Your instructions. An unchanged copy of all the lines below is expected, and it should contain no pictures.

[Opening Provided records section]

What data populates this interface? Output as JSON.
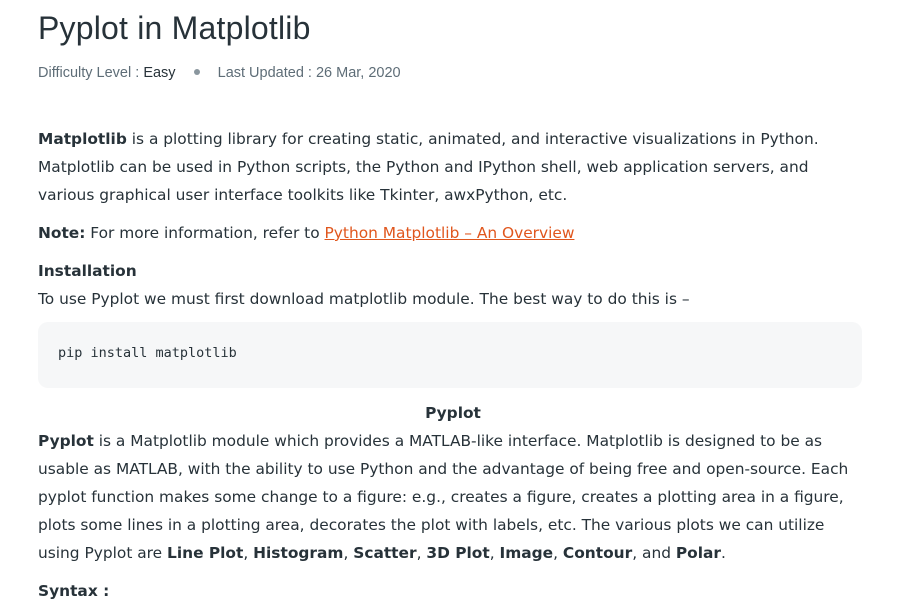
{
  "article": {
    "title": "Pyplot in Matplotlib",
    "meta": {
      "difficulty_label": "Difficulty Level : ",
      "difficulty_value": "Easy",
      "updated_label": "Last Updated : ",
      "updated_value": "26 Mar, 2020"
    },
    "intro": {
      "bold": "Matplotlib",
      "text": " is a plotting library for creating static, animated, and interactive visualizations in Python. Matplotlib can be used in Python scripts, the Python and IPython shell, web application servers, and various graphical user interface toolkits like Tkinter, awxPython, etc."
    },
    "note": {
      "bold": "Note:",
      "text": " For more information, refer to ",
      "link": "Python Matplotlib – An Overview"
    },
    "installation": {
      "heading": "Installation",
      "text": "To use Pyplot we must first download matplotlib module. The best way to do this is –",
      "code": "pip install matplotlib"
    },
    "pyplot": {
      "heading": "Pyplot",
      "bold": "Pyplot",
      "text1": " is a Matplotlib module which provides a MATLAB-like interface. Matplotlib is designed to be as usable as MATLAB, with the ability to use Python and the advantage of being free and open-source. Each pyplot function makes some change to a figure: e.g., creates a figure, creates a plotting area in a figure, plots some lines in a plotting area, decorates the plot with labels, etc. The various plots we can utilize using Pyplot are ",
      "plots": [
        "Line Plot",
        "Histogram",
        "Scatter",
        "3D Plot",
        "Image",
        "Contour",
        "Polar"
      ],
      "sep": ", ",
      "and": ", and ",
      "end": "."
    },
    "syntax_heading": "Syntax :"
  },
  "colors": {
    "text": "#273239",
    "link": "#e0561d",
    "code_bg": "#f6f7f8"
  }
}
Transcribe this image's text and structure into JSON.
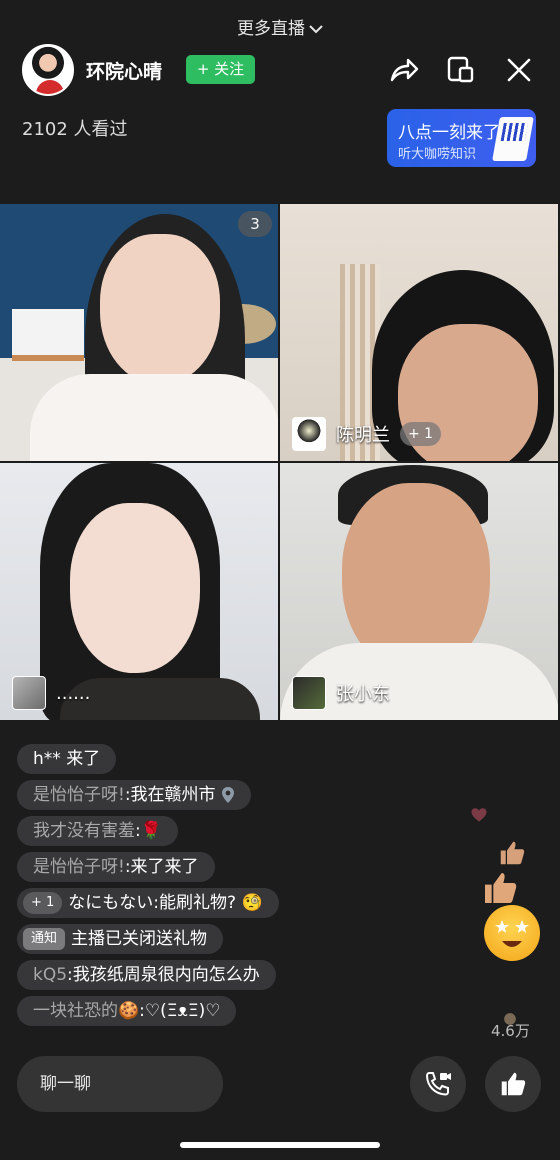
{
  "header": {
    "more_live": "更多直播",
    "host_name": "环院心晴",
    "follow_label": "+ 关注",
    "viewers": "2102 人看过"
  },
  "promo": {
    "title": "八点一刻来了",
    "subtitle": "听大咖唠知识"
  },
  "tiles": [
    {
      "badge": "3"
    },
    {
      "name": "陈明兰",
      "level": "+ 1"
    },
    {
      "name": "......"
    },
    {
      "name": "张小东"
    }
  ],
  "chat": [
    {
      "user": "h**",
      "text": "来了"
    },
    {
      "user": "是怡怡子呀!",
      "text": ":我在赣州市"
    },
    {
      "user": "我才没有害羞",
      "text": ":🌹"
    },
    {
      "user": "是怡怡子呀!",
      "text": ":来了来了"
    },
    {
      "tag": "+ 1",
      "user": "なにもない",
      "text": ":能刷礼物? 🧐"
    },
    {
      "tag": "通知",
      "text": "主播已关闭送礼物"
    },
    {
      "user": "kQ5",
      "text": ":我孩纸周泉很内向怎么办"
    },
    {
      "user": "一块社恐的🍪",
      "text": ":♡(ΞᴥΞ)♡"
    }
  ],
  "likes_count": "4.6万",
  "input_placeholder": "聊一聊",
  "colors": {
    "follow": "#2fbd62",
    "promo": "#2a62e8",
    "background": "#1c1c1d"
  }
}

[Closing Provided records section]

Answer to this problem.
What data populates this interface? Output as JSON.
{
  "article": {
    "title": "Pyplot in Matplotlib",
    "meta": {
      "difficulty_label": "Difficulty Level : ",
      "difficulty_value": "Easy",
      "updated_label": "Last Updated : ",
      "updated_value": "26 Mar, 2020"
    },
    "intro": {
      "bold": "Matplotlib",
      "text": " is a plotting library for creating static, animated, and interactive visualizations in Python. Matplotlib can be used in Python scripts, the Python and IPython shell, web application servers, and various graphical user interface toolkits like Tkinter, awxPython, etc."
    },
    "note": {
      "bold": "Note:",
      "text": " For more information, refer to ",
      "link": "Python Matplotlib – An Overview"
    },
    "installation": {
      "heading": "Installation",
      "text": "To use Pyplot we must first download matplotlib module. The best way to do this is –",
      "code": "pip install matplotlib"
    },
    "pyplot": {
      "heading": "Pyplot",
      "bold": "Pyplot",
      "text1": " is a Matplotlib module which provides a MATLAB-like interface. Matplotlib is designed to be as usable as MATLAB, with the ability to use Python and the advantage of being free and open-source. Each pyplot function makes some change to a figure: e.g., creates a figure, creates a plotting area in a figure, plots some lines in a plotting area, decorates the plot with labels, etc. The various plots we can utilize using Pyplot are ",
      "plots": [
        "Line Plot",
        "Histogram",
        "Scatter",
        "3D Plot",
        "Image",
        "Contour",
        "Polar"
      ],
      "sep": ", ",
      "and": ", and ",
      "end": "."
    },
    "syntax_heading": "Syntax :"
  },
  "colors": {
    "text": "#273239",
    "link": "#e0561d",
    "code_bg": "#f6f7f8"
  }
}
Transcribe this image's text and structure into JSON.
{
  "header": {
    "more_live": "更多直播",
    "host_name": "环院心晴",
    "follow_label": "+ 关注",
    "viewers": "2102 人看过"
  },
  "promo": {
    "title": "八点一刻来了",
    "subtitle": "听大咖唠知识"
  },
  "tiles": [
    {
      "badge": "3"
    },
    {
      "name": "陈明兰",
      "level": "+ 1"
    },
    {
      "name": "......"
    },
    {
      "name": "张小东"
    }
  ],
  "chat": [
    {
      "user": "h**",
      "text": "来了"
    },
    {
      "user": "是怡怡子呀!",
      "text": ":我在赣州市"
    },
    {
      "user": "我才没有害羞",
      "text": ":🌹"
    },
    {
      "user": "是怡怡子呀!",
      "text": ":来了来了"
    },
    {
      "tag": "+ 1",
      "user": "なにもない",
      "text": ":能刷礼物? 🧐"
    },
    {
      "tag": "通知",
      "text": "主播已关闭送礼物"
    },
    {
      "user": "kQ5",
      "text": ":我孩纸周泉很内向怎么办"
    },
    {
      "user": "一块社恐的🍪",
      "text": ":♡(ΞᴥΞ)♡"
    }
  ],
  "likes_count": "4.6万",
  "input_placeholder": "聊一聊",
  "colors": {
    "follow": "#2fbd62",
    "promo": "#2a62e8",
    "background": "#1c1c1d"
  }
}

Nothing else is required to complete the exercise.